Google's Chrome OS has a lot of potential value and a lot of recent press, but it still needs something to make it more than a thin client. It needs cloud integration, it needs extended APIs via web services, and it needs to suck it up and support a hard drive.
Sara Peters
No More Cookie-Cutter IT

12|23|13   |   03.58   |   21 comments

Creating the right combination of technology, people, and processes for your IT organization is a lot like baking Christmas cookies.
Sara Peters
Smart Wigs Not a Smart Idea

12|5|13   |   3:01   |   46 comments

Sony is seeking a patent for wigs that contain computing devices.
Tom Nolle
Cloud in the Wild

12|4|13   |   02:23   |   15 comments

On a recent African trip I saw examples of the value of the cloud in developing nations, for educational and community development programs. We could build on this, but not only in developing economies, because these same programs are often under-supported even in first-world countries.
E2 Editors
SPONSORED: Is Malware Evading Your IPS?

11|18|13   |   03:16   |   4 comments

Intrusion prevention software is supposed to detect and block malware intrusions, but clever malware authors can evade your IPS in these five main ways.
Sara Peters
Where Have All the Mentors Gone?

9|27|13   |   3:15   |   38 comments

A good professional mentor can change your life for the better... but where do you find one?
Tom Nolle
SDN Wars & You Could Win

9|17|13   |   2:10   |   5 comments

VMware's debate with Cisco on SDN might finally create a fusion between an SDN view that's all about software and another that's all about network equipment. That would be good for every enterprise considering the cloud and SDN.
Ivan Schneider
The Future of the Smart Watch

9|12|13   |   3:19   |   39 comments

Wearing a bulky, oversized watch is good training for the next phase in wristwatches: the Internet-enabled, connected watch. Why the smartphone-tethered connected watch makes sense, plus Ivan demos an entirely new concept for the "smart watch."
Tom Nolle
Cutting Your Cloud Storage Costs

9|4|13   |   2:06   |   3 comments

Cloud storage costs are determined primarily by the rate at which files are changed and the possibility of concurrent access/update. If you can structure your storage use to optimize these factors you can cut costs, perhaps to zero.
Sara Peters
Do CIOs Need an IT Background?

8|29|13   |   2:11   |   23 comments

Most of the CIOs interviewed in the How to Become a CIO series did not start their careers as IT professionals. So is an IT background essential?
Ivan Schneider
The Internet Loves Birthdays

8|27|13   |   3:25   |   69 comments

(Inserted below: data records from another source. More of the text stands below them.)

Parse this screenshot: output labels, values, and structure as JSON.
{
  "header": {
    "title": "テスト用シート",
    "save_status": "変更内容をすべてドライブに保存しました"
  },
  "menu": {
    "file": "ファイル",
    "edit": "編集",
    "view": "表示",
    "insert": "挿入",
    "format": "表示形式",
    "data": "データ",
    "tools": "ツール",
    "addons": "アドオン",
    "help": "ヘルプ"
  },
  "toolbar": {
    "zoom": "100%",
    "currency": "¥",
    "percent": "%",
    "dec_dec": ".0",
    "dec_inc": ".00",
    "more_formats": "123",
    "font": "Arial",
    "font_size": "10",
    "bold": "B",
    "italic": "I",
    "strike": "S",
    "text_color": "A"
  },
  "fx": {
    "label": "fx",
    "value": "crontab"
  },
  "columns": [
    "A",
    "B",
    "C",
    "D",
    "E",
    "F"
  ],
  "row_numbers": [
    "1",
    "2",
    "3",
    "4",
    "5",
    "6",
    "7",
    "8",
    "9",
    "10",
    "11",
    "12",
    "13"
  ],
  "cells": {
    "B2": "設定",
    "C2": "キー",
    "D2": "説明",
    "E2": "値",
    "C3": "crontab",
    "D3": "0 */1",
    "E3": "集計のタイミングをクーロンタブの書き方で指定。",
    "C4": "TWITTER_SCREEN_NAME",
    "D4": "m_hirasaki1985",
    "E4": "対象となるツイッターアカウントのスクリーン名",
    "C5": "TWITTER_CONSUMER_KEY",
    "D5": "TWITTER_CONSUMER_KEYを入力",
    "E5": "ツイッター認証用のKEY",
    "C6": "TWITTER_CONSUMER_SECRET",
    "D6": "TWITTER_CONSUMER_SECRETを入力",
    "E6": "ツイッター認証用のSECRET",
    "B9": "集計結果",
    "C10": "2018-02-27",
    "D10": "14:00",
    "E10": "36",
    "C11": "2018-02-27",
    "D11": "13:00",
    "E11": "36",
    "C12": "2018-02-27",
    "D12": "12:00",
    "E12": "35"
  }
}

The Internet has evolved into a machine for drumming up a chorus of "Happy Birthday" messages, from family, friends, friends of friends who you added on Facebook, random people that you circled on G+, and increasingly, automated bots. Enough already.